    If you think housing is expensive now, wait to see what happens if you (the citizens of San Francisco) let this one pass. Take away the hundreds of TIC units that are currently on the market (because they will plummet in value), and you’ll have a whole new disaster of a problem.

    This is just plain awful.

    Call your supervisor. NOW. Don’t think this doesn’t affect you, because it will affect EVERYONE in San Francisco, while only helping a few (albeit important) tenants.

    Board Committee Votes 3-0 to Protect Tenants [BeyondChron]
    Major Eviction Defense Legislation Hits Board Tomorrow [SFHomeBlog]


    The Cost of Selling without a REALTOR®: $31,800

    Saw this first on the Freakonomics blog, and not sure I agree with NAR’s math, but it’s food for thought nonetheless…

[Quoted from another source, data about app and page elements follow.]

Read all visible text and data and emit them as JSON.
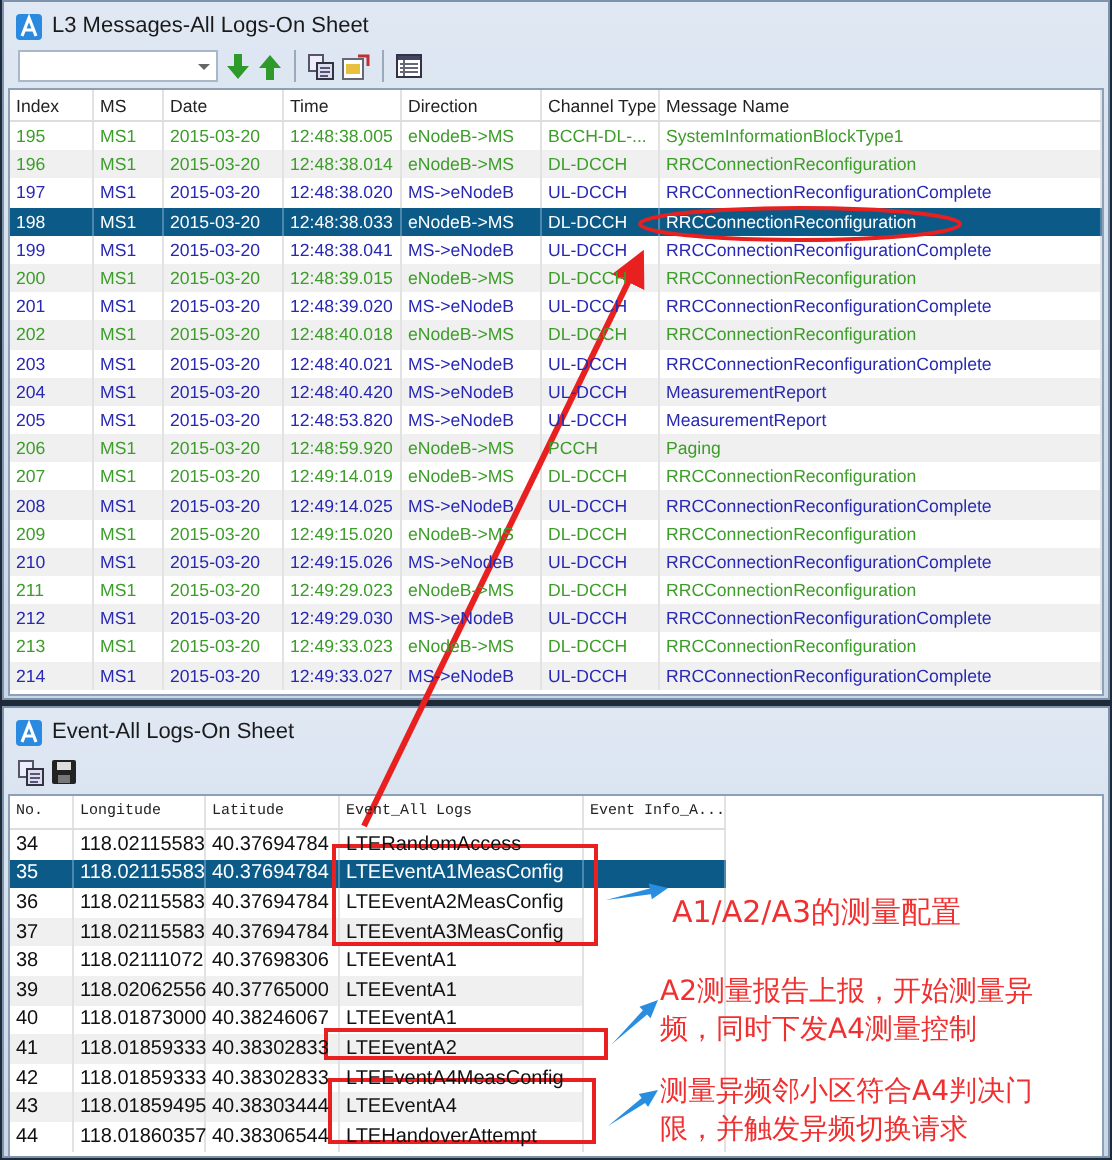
{
  "l3_window": {
    "title": "L3 Messages-All Logs-On Sheet",
    "columns": [
      "Index",
      "MS",
      "Date",
      "Time",
      "Direction",
      "Channel Type",
      "Message Name"
    ],
    "rows": [
      {
        "index": "195",
        "ms": "MS1",
        "date": "2015-03-20",
        "time": "12:48:38.005",
        "direction": "eNodeB->MS",
        "channel_type": "BCCH-DL-...",
        "message_name": "SystemInformationBlockType1",
        "color": "#3c9d28",
        "selected": false
      },
      {
        "index": "196",
        "ms": "MS1",
        "date": "2015-03-20",
        "time": "12:48:38.014",
        "direction": "eNodeB->MS",
        "channel_type": "DL-DCCH",
        "message_name": "RRCConnectionReconfiguration",
        "color": "#3c9d28",
        "selected": false
      },
      {
        "index": "197",
        "ms": "MS1",
        "date": "2015-03-20",
        "time": "12:48:38.020",
        "direction": "MS->eNodeB",
        "channel_type": "UL-DCCH",
        "message_name": "RRCConnectionReconfigurationComplete",
        "color": "#2828b4",
        "selected": false
      },
      {
        "index": "198",
        "ms": "MS1",
        "date": "2015-03-20",
        "time": "12:48:38.033",
        "direction": "eNodeB->MS",
        "channel_type": "DL-DCCH",
        "message_name": "RRCConnectionReconfiguration",
        "selected": true
      },
      {
        "index": "199",
        "ms": "MS1",
        "date": "2015-03-20",
        "time": "12:48:38.041",
        "direction": "MS->eNodeB",
        "channel_type": "UL-DCCH",
        "message_name": "RRCConnectionReconfigurationComplete",
        "color": "#2828b4",
        "selected": false
      },
      {
        "index": "200",
        "ms": "MS1",
        "date": "2015-03-20",
        "time": "12:48:39.015",
        "direction": "eNodeB->MS",
        "channel_type": "DL-DCCH",
        "message_name": "RRCConnectionReconfiguration",
        "color": "#3c9d28",
        "selected": false
      },
      {
        "index": "201",
        "ms": "MS1",
        "date": "2015-03-20",
        "time": "12:48:39.020",
        "direction": "MS->eNodeB",
        "channel_type": "UL-DCCH",
        "message_name": "RRCConnectionReconfigurationComplete",
        "color": "#2828b4",
        "selected": false
      },
      {
        "index": "202",
        "ms": "MS1",
        "date": "2015-03-20",
        "time": "12:48:40.018",
        "direction": "eNodeB->MS",
        "channel_type": "DL-DCCH",
        "message_name": "RRCConnectionReconfiguration",
        "color": "#3c9d28",
        "selected": false
      },
      {
        "index": "203",
        "ms": "MS1",
        "date": "2015-03-20",
        "time": "12:48:40.021",
        "direction": "MS->eNodeB",
        "channel_type": "UL-DCCH",
        "message_name": "RRCConnectionReconfigurationComplete",
        "color": "#2828b4",
        "selected": false
      },
      {
        "index": "204",
        "ms": "MS1",
        "date": "2015-03-20",
        "time": "12:48:40.420",
        "direction": "MS->eNodeB",
        "channel_type": "UL-DCCH",
        "message_name": "MeasurementReport",
        "color": "#2828b4",
        "selected": false
      },
      {
        "index": "205",
        "ms": "MS1",
        "date": "2015-03-20",
        "time": "12:48:53.820",
        "direction": "MS->eNodeB",
        "channel_type": "UL-DCCH",
        "message_name": "MeasurementReport",
        "color": "#2828b4",
        "selected": false
      },
      {
        "index": "206",
        "ms": "MS1",
        "date": "2015-03-20",
        "time": "12:48:59.920",
        "direction": "eNodeB->MS",
        "channel_type": "PCCH",
        "message_name": "Paging",
        "color": "#3c9d28",
        "selected": false
      },
      {
        "index": "207",
        "ms": "MS1",
        "date": "2015-03-20",
        "time": "12:49:14.019",
        "direction": "eNodeB->MS",
        "channel_type": "DL-DCCH",
        "message_name": "RRCConnectionReconfiguration",
        "color": "#3c9d28",
        "selected": false
      },
      {
        "index": "208",
        "ms": "MS1",
        "date": "2015-03-20",
        "time": "12:49:14.025",
        "direction": "MS->eNodeB",
        "channel_type": "UL-DCCH",
        "message_name": "RRCConnectionReconfigurationComplete",
        "color": "#2828b4",
        "selected": false
      },
      {
        "index": "209",
        "ms": "MS1",
        "date": "2015-03-20",
        "time": "12:49:15.020",
        "direction": "eNodeB->MS",
        "channel_type": "DL-DCCH",
        "message_name": "RRCConnectionReconfiguration",
        "color": "#3c9d28",
        "selected": false
      },
      {
        "index": "210",
        "ms": "MS1",
        "date": "2015-03-20",
        "time": "12:49:15.026",
        "direction": "MS->eNodeB",
        "channel_type": "UL-DCCH",
        "message_name": "RRCConnectionReconfigurationComplete",
        "color": "#2828b4",
        "selected": false
      },
      {
        "index": "211",
        "ms": "MS1",
        "date": "2015-03-20",
        "time": "12:49:29.023",
        "direction": "eNodeB->MS",
        "channel_type": "DL-DCCH",
        "message_name": "RRCConnectionReconfiguration",
        "color": "#3c9d28",
        "selected": false
      },
      {
        "index": "212",
        "ms": "MS1",
        "date": "2015-03-20",
        "time": "12:49:29.030",
        "direction": "MS->eNodeB",
        "channel_type": "UL-DCCH",
        "message_name": "RRCConnectionReconfigurationComplete",
        "color": "#2828b4",
        "selected": false
      },
      {
        "index": "213",
        "ms": "MS1",
        "date": "2015-03-20",
        "time": "12:49:33.023",
        "direction": "eNodeB->MS",
        "channel_type": "DL-DCCH",
        "message_name": "RRCConnectionReconfiguration",
        "color": "#3c9d28",
        "selected": false
      },
      {
        "index": "214",
        "ms": "MS1",
        "date": "2015-03-20",
        "time": "12:49:33.027",
        "direction": "MS->eNodeB",
        "channel_type": "UL-DCCH",
        "message_name": "RRCConnectionReconfigurationComplete",
        "color": "#2828b4",
        "selected": false
      }
    ]
  },
  "event_window": {
    "title": "Event-All Logs-On Sheet",
    "columns": [
      "No.",
      "Longitude",
      "Latitude",
      "Event_All Logs",
      "Event Info_A..."
    ],
    "rows": [
      {
        "no": "34",
        "longitude": "118.02115583",
        "latitude": "40.37694784",
        "event": "LTERandomAccess",
        "selected": false
      },
      {
        "no": "35",
        "longitude": "118.02115583",
        "latitude": "40.37694784",
        "event": "LTEEventA1MeasConfig",
        "selected": true
      },
      {
        "no": "36",
        "longitude": "118.02115583",
        "latitude": "40.37694784",
        "event": "LTEEventA2MeasConfig",
        "selected": false
      },
      {
        "no": "37",
        "longitude": "118.02115583",
        "latitude": "40.37694784",
        "event": "LTEEventA3MeasConfig",
        "selected": false
      },
      {
        "no": "38",
        "longitude": "118.02111072",
        "latitude": "40.37698306",
        "event": "LTEEventA1",
        "selected": false
      },
      {
        "no": "39",
        "longitude": "118.02062556",
        "latitude": "40.37765000",
        "event": "LTEEventA1",
        "selected": false
      },
      {
        "no": "40",
        "longitude": "118.01873000",
        "latitude": "40.38246067",
        "event": "LTEEventA1",
        "selected": false
      },
      {
        "no": "41",
        "longitude": "118.01859333",
        "latitude": "40.38302833",
        "event": "LTEEventA2",
        "selected": false
      },
      {
        "no": "42",
        "longitude": "118.01859333",
        "latitude": "40.38302833",
        "event": "LTEEventA4MeasConfig",
        "selected": false
      },
      {
        "no": "43",
        "longitude": "118.01859495",
        "latitude": "40.38303444",
        "event": "LTEEventA4",
        "selected": false
      },
      {
        "no": "44",
        "longitude": "118.01860357",
        "latitude": "40.38306544",
        "event": "LTEHandoverAttempt",
        "selected": false
      }
    ]
  },
  "annotations": [
    {
      "text": "A1/A2/A3的测量配置"
    },
    {
      "text": "A2测量报告上报，开始测量异频，同时下发A4测量控制"
    },
    {
      "text": "测量异频邻小区符合A4判决门限，并触发异频切换请求"
    }
  ]
}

    Real estate professionals do more for sellers than make the transaction easier. They make them money. In fact, the average seller who uses a real estate professional makes 16 percent more on the sale of their home than do sellers who go it alone. That’s an average of $31,800 per home.

    Personally, I’d argue that in San Francisco the value of using a Realtor® is more like $100k on an average $800k home (unless you have a truly savvy seller who really plays the game properly, then it might be more like $50k). That’s a gross sales price figure, BTW. But that’s just my opinion, so don’t ask for supporting evidence. It’s obviously impossible to sell the same house twice in the same market to prove or disprove this opinion.


    Seminar on Credit and Financing

    Monica DiPerna, a mortgage broker and MBA, is teaching a class at the LGBT Center on Market Street on home financing and personal credit.

    This class will help homebuyers understand what banks require when analyzing their creditworthiness. We will perform an in depth review of what a credit score is and how to improve it. We will review lender requirements and rules regarding assets and savings, and we will review the loan application in its entirety.  Everyone who takes the class will receive a $500 coupon towards their home purchase.

    Instructor Monica DiPerna, MBA, will discuss:
    I. Your Credit Report and How to Improve It
    II. What Documentation You Need To Provide Regarding Your Income
    III. What Assets You Need or How Much You Will Have to Save to Purchase Property
    IV. What Loan Applications Look Like
    V. What Information Lenders Will Need and Why

    Wednesday, May 10, 2006 from 6:30 – 8:30 p.m.

    There is a $20 recommended donation to benefit of The Center; however no one will be turned away for lack of funds. 

    The Center’s Economic Development Department is dedicated to encouraging LGBT individuals to become more self-sufficient by accumulating savings to make long-term investments in housing, higher education, business, and retirement.

    E-mail Ken Stram, at, or call him at 415-865-5515. Act quickly to reserve your place.  Space is limited


    First Green Condo Project Breaks Ground in San Francisco

    No, this isn’t that Matt Gonzalez kind of green, or that medicinal kind of green… This is that environmentally-friendly kind of green! From Green Key Real Estate,

    We’ve been hearing whispers about San Francisco’s first green condo highrise for several months now, and last week they broke ground on this new development called the Arterra Project. The building will house 268 residential units and will be LEED certified by the US Green Building Council. The building is at 300 Berry Street at the corner of 4th St. near SBC Park.

    Condo project painted ‘green’ [SF Business Times]